- [WHAT YOU NEED TO DO] Those lines of the records that contain "Dswt" are to be located and copied.

Data extracted from a collection
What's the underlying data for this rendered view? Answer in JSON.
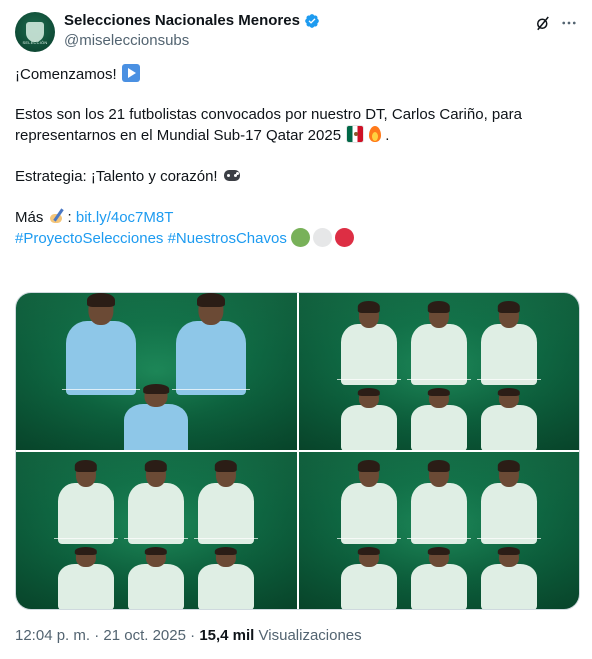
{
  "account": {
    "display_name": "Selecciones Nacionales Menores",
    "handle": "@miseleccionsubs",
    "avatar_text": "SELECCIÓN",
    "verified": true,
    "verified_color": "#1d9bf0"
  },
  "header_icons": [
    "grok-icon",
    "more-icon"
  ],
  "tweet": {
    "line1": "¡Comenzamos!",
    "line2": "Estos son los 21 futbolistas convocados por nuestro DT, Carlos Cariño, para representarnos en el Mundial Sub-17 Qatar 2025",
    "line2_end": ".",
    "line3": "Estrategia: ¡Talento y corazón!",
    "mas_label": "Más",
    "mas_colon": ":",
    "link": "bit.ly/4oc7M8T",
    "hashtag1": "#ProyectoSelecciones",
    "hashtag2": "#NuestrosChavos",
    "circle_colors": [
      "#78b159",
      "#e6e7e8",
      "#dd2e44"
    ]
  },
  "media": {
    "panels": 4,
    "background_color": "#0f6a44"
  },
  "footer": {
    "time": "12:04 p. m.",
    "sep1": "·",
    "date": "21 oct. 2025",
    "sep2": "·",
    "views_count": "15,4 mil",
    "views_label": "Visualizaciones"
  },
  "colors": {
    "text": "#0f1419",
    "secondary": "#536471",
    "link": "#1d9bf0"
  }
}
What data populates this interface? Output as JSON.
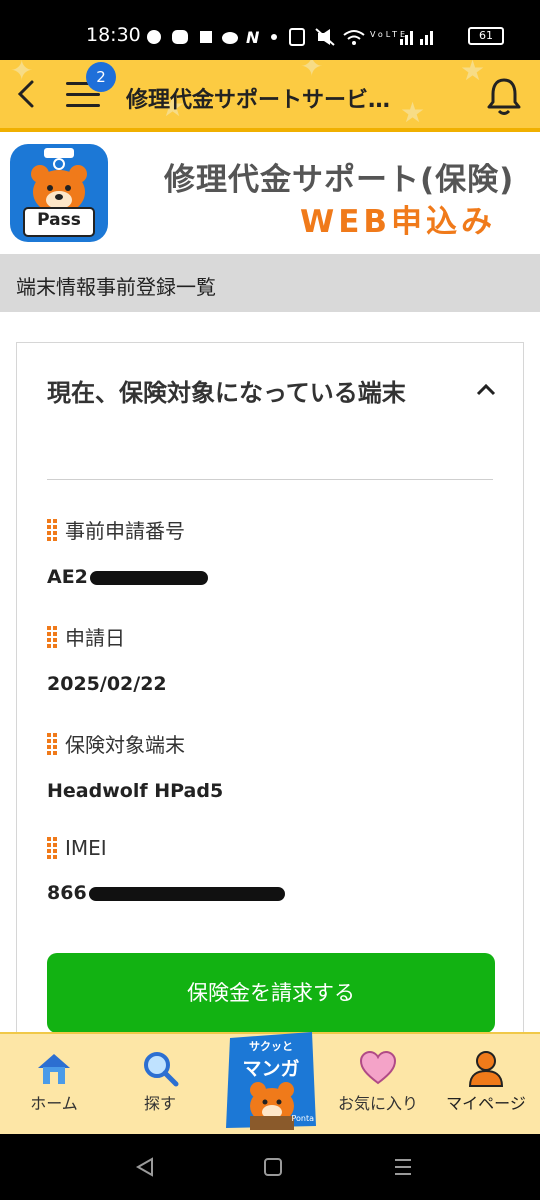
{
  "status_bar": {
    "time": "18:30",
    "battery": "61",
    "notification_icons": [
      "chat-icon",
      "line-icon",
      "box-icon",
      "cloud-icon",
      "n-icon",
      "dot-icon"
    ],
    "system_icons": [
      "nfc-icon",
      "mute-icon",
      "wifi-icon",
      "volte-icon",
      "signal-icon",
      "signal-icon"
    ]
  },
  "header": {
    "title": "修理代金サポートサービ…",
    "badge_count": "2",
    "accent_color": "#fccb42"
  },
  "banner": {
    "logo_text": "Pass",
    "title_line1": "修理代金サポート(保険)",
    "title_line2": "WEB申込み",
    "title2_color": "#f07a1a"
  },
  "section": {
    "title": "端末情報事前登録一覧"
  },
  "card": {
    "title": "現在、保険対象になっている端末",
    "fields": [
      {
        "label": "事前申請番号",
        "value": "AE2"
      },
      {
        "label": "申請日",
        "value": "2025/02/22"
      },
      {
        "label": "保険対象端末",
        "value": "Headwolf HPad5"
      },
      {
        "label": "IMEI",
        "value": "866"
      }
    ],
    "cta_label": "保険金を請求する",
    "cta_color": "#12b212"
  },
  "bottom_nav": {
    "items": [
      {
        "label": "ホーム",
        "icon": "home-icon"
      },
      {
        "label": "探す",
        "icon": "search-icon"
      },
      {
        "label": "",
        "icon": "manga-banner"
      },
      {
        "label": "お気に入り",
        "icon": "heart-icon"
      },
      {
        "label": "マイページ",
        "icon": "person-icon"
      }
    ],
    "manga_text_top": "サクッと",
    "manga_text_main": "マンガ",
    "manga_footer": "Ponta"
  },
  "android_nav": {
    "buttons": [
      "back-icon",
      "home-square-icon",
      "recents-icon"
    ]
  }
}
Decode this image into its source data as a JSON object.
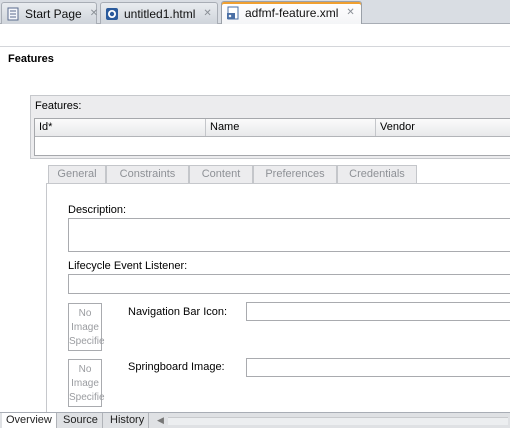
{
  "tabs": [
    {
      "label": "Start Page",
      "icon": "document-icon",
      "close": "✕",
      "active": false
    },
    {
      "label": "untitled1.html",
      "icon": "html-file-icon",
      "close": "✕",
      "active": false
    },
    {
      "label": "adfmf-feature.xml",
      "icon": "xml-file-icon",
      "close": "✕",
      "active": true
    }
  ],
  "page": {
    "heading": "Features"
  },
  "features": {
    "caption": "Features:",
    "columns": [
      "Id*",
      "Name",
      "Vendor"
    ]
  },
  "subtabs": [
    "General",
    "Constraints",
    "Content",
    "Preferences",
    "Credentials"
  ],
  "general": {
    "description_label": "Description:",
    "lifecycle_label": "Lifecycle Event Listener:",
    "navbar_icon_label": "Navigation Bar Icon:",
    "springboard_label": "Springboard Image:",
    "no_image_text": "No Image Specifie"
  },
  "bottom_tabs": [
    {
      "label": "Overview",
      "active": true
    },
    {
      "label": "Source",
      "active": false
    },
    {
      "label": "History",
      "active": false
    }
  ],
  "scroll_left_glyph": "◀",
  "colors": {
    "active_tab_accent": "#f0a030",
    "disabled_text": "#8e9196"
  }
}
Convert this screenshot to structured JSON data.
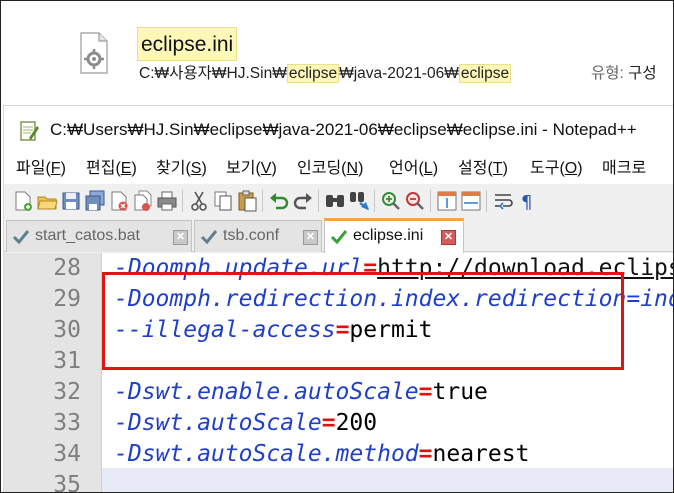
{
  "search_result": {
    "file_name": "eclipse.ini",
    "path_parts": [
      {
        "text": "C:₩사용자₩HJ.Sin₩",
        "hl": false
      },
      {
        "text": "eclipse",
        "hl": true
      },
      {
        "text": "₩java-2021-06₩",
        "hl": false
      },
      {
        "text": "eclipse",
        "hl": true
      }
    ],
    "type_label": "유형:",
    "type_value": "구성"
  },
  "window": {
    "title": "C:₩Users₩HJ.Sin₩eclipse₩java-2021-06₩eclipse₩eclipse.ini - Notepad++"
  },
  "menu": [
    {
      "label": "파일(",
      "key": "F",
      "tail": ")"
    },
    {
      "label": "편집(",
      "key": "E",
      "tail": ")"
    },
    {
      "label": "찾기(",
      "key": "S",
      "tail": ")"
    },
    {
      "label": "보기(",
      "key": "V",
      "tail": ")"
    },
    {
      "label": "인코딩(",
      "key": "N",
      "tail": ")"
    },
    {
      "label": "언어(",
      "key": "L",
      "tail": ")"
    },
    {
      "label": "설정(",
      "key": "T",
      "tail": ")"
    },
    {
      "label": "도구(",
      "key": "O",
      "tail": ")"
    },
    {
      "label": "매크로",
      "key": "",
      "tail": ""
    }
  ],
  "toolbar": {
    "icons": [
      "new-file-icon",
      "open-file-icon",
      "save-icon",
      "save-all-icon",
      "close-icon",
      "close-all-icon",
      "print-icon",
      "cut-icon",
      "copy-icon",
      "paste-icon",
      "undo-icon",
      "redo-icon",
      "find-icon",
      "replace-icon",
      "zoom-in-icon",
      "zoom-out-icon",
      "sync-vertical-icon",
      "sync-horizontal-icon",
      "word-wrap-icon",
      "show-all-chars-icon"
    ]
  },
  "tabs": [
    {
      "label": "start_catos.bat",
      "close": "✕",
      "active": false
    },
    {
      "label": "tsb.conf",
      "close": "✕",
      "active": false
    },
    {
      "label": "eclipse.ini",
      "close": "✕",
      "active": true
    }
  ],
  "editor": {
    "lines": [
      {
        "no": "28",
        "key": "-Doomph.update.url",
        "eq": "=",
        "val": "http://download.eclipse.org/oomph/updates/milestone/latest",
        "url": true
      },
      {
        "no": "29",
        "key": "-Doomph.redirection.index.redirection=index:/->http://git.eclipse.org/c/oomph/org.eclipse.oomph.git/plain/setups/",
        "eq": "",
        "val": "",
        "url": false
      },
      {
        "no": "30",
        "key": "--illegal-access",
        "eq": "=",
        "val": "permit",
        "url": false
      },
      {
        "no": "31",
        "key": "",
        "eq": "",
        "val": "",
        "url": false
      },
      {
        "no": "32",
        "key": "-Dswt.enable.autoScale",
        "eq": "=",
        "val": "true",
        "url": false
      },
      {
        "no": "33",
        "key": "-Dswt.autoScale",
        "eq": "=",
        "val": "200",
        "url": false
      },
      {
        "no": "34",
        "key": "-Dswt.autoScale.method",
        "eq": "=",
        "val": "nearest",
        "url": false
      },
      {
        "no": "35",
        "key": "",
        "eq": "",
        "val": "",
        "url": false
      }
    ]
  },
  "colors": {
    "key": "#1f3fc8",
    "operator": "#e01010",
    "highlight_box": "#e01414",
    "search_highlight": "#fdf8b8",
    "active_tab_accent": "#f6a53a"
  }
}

- [TASK ANSWER]
        "key": "-Dswt.enable.autoScale",
        "key": "-Dswt.autoScale",
        "key": "-Dswt.autoScale.method",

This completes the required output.